I was thoroughly absorbed for the first portion of the story as the relationship between Oola and Leif unfolded since what’s not to like about an unreliable narrator? The slow, tension-building of the beginning of the story reminded me a lot of all the best details in Bates Motel that manage to make my skin crawl while also not being able to look away.

Unfortunately, there came a point where the story started to feel a bit stagnant to me about midway through the novel. I’d heard enough of Oola’s background and that’s when I became distracted by my dislike for both her and Leif – enough to make me feel like I didn’t care to continue reading. What had initially held my interest never seemed to go below surface level in plot development, but I decided to hold out and see if the storyline would peak my interest again.
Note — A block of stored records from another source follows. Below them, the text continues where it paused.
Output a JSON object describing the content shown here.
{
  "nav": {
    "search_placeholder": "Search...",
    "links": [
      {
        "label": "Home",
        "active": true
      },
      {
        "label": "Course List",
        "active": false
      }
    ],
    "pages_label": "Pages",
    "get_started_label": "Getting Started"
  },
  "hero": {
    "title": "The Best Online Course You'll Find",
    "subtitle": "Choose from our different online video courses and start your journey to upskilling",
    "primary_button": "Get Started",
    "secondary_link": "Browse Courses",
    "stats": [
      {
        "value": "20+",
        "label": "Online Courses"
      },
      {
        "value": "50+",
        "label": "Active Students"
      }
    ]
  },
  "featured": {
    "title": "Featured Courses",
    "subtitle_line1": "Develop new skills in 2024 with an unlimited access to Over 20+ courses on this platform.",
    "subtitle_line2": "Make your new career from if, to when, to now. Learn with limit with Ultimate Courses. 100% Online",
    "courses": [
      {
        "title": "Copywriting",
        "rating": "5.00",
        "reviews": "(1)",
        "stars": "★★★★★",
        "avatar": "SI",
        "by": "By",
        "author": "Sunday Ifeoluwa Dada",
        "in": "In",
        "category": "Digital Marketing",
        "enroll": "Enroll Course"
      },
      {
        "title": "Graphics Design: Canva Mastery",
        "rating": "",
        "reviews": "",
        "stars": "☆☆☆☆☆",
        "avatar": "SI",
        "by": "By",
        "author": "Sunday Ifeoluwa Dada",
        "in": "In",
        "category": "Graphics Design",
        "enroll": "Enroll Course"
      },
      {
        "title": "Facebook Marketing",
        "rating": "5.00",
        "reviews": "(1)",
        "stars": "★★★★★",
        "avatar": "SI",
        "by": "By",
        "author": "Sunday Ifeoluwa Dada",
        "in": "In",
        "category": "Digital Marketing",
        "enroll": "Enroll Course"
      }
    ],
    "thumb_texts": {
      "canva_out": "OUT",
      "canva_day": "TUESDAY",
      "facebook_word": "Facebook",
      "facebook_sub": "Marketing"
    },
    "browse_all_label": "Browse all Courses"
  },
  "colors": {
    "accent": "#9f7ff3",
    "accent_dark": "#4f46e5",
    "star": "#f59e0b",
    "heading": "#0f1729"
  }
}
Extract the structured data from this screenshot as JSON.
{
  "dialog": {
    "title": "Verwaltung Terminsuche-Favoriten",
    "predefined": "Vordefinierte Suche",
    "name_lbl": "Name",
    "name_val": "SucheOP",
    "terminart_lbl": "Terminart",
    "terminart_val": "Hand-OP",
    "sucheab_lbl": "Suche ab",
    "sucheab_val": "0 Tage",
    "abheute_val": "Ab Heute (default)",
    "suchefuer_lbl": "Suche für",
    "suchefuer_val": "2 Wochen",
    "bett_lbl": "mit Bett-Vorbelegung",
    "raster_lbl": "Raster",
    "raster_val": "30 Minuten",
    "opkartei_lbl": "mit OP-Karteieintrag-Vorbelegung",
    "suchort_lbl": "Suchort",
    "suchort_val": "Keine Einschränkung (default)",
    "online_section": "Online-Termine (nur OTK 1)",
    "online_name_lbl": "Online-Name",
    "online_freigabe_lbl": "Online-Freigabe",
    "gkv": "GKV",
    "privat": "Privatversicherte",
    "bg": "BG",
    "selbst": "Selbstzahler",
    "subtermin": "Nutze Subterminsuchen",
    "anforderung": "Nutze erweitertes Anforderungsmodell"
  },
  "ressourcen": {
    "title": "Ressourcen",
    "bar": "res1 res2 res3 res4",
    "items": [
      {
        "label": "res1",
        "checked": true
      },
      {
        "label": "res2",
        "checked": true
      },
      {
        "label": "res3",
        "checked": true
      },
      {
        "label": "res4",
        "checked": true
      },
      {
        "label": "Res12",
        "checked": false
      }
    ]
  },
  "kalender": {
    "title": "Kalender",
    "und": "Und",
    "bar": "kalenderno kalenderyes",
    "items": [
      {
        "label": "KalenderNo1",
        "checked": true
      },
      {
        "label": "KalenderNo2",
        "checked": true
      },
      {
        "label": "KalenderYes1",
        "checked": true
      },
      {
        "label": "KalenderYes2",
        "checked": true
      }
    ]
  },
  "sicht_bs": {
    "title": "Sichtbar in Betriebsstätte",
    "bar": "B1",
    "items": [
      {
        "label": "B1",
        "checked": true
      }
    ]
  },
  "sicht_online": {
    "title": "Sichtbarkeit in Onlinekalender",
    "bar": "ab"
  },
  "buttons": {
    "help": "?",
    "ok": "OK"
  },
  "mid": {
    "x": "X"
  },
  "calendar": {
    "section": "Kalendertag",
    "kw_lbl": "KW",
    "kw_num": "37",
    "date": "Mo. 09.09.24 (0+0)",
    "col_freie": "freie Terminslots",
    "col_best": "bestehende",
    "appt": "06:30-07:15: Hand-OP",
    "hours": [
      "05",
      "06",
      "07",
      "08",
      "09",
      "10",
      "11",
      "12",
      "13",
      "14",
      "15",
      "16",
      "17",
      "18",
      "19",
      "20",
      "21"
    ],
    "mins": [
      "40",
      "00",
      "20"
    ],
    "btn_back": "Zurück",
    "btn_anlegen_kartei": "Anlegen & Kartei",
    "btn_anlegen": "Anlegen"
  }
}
I wish I had chosen to just admit defeat instead of seeing this one till the end. While I usually embrace the abstract and bizarre, Oola felt too forced and contrived for me to ever really connect to the story.